Those long-lasting wounds also are felt by the co-workers of the victims of bulling bosses.
Vicarious supervisory abuse is defined as the observation or awareness of a supervisor abusing a co-worker. Examples of vicarious supervisory abuse in a workplace include an employee hearing rumors of abusive behavior from coworkers, reading about such behaviors in an email, or actually witnessing the abuse of a coworker.
"When vicarious abusive supervision is present, employees realize that the organization is allowing this negative treatment to exist, even if they are not experiencing it directly," the researchers said.
The researchers queried a sample of 233 people who work in a wide range of occupations in the Southeast United States.
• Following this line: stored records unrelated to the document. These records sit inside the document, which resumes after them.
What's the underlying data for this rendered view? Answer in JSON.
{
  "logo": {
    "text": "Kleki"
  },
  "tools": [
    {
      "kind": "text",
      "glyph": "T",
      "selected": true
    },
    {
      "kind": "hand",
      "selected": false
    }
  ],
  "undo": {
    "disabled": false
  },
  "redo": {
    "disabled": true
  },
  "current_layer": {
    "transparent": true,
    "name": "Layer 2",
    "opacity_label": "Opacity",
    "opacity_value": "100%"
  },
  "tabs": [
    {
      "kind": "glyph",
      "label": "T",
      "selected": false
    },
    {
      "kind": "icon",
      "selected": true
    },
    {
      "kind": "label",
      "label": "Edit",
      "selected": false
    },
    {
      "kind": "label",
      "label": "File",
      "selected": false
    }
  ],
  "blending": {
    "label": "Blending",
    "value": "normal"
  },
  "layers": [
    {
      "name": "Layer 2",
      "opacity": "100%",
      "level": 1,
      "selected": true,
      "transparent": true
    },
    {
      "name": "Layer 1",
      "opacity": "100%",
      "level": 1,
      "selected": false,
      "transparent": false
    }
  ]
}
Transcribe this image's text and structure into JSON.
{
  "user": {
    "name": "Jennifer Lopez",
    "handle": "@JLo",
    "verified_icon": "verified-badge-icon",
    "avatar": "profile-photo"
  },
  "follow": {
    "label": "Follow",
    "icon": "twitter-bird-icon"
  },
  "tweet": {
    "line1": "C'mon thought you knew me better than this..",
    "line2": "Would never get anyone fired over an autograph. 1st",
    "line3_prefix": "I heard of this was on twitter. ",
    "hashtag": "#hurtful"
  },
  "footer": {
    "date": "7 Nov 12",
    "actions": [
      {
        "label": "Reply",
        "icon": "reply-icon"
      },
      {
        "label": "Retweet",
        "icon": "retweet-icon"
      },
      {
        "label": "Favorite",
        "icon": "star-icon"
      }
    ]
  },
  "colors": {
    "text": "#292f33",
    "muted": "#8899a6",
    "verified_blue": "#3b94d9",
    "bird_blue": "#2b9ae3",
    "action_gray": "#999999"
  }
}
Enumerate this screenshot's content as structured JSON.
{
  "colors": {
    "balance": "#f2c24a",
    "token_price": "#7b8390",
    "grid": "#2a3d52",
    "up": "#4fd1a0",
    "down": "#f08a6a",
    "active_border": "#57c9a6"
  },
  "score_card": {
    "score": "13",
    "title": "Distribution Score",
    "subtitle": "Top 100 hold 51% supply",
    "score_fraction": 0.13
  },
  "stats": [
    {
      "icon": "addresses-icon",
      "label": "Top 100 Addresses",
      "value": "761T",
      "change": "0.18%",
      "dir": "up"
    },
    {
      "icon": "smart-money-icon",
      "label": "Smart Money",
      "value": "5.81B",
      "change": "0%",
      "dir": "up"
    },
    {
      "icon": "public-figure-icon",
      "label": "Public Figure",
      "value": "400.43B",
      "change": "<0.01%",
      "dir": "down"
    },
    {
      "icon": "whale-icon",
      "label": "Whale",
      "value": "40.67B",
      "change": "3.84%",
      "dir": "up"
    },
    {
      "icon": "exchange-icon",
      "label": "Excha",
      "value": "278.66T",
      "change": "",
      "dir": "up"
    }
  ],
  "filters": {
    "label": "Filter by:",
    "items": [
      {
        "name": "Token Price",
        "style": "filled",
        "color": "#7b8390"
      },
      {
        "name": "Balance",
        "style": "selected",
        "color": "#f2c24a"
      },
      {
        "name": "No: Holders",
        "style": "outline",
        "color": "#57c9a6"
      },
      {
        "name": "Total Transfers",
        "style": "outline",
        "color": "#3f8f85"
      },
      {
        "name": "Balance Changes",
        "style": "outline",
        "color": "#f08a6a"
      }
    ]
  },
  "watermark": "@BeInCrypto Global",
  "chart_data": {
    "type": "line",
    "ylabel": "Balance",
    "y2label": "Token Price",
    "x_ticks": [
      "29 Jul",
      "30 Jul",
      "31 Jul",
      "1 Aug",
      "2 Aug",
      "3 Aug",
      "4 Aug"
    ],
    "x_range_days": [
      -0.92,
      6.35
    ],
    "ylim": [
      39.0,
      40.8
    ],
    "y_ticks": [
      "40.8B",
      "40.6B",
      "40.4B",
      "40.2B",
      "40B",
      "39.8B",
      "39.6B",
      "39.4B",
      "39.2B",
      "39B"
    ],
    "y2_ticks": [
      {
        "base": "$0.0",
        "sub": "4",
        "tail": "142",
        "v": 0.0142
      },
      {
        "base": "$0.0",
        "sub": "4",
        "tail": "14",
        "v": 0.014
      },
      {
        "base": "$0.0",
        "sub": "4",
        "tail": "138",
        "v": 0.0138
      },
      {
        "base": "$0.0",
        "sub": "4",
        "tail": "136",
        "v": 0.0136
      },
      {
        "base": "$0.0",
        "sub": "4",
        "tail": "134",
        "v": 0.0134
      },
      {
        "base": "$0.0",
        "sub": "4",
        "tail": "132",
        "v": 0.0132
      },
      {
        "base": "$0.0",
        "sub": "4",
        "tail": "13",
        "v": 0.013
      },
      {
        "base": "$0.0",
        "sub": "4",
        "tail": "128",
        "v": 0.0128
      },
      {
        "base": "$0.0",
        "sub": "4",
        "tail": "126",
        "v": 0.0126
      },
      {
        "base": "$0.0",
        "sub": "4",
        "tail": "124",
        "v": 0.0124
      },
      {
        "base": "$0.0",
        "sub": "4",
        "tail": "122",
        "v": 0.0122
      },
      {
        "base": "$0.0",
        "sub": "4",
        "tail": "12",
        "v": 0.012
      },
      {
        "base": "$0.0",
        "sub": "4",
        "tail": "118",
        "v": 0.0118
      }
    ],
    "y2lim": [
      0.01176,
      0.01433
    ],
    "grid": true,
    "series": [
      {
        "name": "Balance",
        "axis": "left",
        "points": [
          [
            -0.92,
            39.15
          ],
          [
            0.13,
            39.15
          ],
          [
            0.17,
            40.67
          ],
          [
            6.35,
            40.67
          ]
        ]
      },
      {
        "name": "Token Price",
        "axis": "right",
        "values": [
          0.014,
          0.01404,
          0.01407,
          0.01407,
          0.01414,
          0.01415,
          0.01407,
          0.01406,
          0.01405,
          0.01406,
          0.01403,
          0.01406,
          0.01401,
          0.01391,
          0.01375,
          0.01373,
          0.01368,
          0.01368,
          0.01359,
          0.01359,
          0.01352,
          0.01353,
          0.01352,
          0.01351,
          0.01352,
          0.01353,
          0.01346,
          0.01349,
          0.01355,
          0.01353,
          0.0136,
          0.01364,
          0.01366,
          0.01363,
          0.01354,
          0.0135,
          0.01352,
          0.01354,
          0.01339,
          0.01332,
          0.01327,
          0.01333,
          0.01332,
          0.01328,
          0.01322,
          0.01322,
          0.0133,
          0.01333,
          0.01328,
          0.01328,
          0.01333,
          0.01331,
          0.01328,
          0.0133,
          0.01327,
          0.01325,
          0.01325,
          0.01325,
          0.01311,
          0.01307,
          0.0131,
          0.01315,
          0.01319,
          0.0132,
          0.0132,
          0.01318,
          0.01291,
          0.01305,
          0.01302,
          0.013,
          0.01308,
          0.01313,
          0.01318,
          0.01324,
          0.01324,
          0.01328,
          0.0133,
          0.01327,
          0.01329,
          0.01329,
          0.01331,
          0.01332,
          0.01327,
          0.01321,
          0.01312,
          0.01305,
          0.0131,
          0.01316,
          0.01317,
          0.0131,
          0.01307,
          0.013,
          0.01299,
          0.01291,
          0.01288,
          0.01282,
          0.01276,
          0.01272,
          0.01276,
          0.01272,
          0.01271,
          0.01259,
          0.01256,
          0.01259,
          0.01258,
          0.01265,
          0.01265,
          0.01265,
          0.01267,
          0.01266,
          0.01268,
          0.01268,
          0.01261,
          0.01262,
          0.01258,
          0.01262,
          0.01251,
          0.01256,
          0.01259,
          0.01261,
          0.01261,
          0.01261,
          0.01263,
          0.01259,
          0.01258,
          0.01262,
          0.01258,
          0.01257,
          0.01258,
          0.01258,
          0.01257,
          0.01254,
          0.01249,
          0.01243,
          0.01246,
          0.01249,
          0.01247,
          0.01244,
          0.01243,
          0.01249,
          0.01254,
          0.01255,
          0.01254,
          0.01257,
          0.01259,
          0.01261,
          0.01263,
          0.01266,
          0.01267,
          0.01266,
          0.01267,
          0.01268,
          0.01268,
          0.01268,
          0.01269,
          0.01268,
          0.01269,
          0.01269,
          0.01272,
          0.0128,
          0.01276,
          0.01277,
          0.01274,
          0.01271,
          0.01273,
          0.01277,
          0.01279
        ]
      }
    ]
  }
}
Demographically, the sample was 46 percent men, 86 percent white, had an average age of 42.6 years, had worked in their job for seven years, had worked at their company for 10 years, and worked an average of 46 hours a week. Survey respondents were asked about supervisory abuse, vicarious supervisory abuse, job frustration, perceived organizational support, and coworker abuse.
The researchers found similar negative impacts of first-hand supervisory abuse and second-hand vicarious supervisory abuse: greater job frustration, tendency to abuse other coworkers, and a lack of perceived organizational support. In addition, the negative effects from either type of abuse were intensified if the coworker was a victim of both kinds of supervisory abuse.
"Our research suggests that vicarious abusive supervision is as likely as abusive supervision to negatively affect desired outcomes, with the worst outcomes resulting when both vicarious abusive supervision and abusive supervision are present," the researchers said. "Top management needs further education regarding the potential impacts of vicarious abuse supervision on employees to prevent and/or mitigate the effects of such abuse."